Margulies recommends getting some background on the topic of the story and deciding if there's a good business reason for doing it. For instance, it might be a good idea to participate in a profile of your company in an industry trade publication. However, if a reporter is doing a general story that isn't really relevant to your business or your key audience, and which could position your business in a negative way, you may want to pass on participating in the story.
Myth #4: Reciting how many other media interviews you've done impresses journalists, producers and editors. "One word: overexposed," says Karen Friedman, head of Karen Friedman Enterprises Inc., a media training firm in Blue Bell, Pennsylvania. Friedman says that most reporters are looking for fresh voices and ideas. "In many cases, if you rattle off that you've been quoted in The Wall Street Journal, The New York Times and on all the major networks recently, the reporter might think that you have nothing new to say on the topic or that your story's been 'done.'"
Instead, advises Friedman, say that you're an experienced interviewee to let the journalist know you're familiar with the interview process. That will likely make him or her more comfortable with you as a source. If you're asked for particular outlets in which you've been featured, then provide them.
Myth #5: A good news release is the best way to get media attention for your company. Suggest sending out a one-size-fits-all news release to Victoria D'Angelo, owner of D'Angelo Home Collections Inc., a $4.5 million home accessories designer, product developer and distributor in Orangeburg, New York, and she'll give you a passionate lesson in Marketing 101. "You can't send out one news release to the media any more than you can send out one set of options to customers and expect them to purchase your products," explains D'Angelo, 49. "A number of books give you the idea that you can print a magic flier and the world will respond. The generic approach is a waste of time."
D'Angelo has found more success with creating customized pitch letters for magazines and talking points for interviews. The secret, she says, is finding out which topics are of interest to the media and putting that information in the easiest format for the journalist to use. Says D'Angelo, "If you're not willing to do the homework, you can't expect great results."
Myth #6: Mention your company, product or book as often as possible. "This is one of the examples of media training gone haywire," says Friedman. "It's annoying when the expert mentions the name of the book in almost every sentence, and I'm convinced that it usually backfires." She advises mentioning the book when it's appropriate, trying for two or three mentions in a broadcast or one credit in a print piece.

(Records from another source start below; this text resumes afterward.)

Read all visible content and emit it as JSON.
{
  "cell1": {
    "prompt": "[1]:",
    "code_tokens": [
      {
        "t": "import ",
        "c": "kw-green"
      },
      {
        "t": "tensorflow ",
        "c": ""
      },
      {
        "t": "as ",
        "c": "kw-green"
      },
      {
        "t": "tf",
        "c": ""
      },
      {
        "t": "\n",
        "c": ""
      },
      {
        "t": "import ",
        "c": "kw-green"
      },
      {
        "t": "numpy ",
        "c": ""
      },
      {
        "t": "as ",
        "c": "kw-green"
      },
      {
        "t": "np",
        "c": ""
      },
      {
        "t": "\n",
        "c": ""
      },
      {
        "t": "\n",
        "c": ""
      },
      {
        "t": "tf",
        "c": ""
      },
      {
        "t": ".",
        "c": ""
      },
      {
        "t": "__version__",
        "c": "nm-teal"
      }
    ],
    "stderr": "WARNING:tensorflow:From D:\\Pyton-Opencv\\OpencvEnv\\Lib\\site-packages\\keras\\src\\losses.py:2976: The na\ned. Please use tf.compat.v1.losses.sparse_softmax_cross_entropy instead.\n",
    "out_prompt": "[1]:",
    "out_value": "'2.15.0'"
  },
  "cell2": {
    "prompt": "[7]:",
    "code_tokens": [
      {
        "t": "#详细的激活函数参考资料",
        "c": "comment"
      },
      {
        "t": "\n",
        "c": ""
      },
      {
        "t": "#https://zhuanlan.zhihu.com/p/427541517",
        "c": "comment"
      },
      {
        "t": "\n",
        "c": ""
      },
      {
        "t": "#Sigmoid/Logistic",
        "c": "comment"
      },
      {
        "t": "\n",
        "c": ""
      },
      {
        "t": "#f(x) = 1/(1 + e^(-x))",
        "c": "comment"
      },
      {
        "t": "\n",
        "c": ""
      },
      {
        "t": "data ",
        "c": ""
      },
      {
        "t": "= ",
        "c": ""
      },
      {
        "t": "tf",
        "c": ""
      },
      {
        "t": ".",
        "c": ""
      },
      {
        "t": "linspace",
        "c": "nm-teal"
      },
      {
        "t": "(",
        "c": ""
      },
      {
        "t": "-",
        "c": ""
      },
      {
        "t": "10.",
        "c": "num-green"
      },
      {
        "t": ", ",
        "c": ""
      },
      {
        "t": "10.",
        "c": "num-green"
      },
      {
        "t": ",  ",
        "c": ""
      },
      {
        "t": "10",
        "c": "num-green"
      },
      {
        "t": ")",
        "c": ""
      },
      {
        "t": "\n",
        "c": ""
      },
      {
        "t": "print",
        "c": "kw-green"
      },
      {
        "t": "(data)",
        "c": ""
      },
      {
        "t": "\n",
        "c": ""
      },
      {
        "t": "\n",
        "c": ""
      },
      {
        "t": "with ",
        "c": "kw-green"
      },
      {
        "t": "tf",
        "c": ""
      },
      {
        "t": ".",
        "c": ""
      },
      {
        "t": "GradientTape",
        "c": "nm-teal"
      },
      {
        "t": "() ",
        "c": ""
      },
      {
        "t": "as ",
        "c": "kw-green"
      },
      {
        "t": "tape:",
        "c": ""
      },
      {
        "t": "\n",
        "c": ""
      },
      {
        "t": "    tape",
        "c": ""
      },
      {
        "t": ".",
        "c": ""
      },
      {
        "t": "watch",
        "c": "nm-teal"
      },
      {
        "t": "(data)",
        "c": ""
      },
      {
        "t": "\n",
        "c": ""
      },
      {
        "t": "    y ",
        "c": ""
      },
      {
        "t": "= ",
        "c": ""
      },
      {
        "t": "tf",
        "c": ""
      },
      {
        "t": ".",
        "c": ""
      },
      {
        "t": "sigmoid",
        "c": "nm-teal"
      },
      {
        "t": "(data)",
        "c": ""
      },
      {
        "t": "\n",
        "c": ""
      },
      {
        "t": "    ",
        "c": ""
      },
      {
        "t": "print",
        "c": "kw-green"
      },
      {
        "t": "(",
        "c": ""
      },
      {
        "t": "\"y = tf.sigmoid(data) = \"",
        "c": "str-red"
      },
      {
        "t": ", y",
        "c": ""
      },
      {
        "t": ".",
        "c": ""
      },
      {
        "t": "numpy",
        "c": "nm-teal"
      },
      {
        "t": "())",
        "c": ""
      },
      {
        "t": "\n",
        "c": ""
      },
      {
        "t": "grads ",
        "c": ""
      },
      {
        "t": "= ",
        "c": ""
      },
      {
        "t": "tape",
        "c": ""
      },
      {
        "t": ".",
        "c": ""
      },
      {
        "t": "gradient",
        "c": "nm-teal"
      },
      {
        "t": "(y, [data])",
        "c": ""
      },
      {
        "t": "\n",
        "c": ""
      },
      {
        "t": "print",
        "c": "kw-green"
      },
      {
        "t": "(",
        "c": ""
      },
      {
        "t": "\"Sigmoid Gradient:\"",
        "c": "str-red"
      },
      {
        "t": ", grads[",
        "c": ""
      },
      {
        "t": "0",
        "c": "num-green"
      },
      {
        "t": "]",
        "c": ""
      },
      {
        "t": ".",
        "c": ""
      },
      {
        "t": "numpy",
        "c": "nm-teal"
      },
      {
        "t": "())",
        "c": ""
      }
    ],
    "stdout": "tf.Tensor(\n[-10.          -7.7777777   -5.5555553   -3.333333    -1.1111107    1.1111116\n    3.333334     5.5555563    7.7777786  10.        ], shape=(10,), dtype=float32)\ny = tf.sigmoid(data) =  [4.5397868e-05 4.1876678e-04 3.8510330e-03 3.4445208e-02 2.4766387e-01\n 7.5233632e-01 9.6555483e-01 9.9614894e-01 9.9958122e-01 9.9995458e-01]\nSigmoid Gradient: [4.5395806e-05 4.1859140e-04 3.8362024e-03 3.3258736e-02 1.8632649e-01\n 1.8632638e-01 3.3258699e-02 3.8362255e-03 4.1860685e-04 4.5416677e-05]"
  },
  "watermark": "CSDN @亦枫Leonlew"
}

Myth #7: Whenever you don't want something printed or broadcast, just say it's "off the record." Saying something is "off the record"--usually used when a source gives background information to put something in context and doesn't want it to be attributed--is risky because a journalist doesn't have to abide by it, says Laskin. "The truth is that reporters dig. That's what they should always do. If you're naive enough to give them sensitive information that shouldn't be shared publicly, you can't be sure they won't use it. If you say it, it's fair game."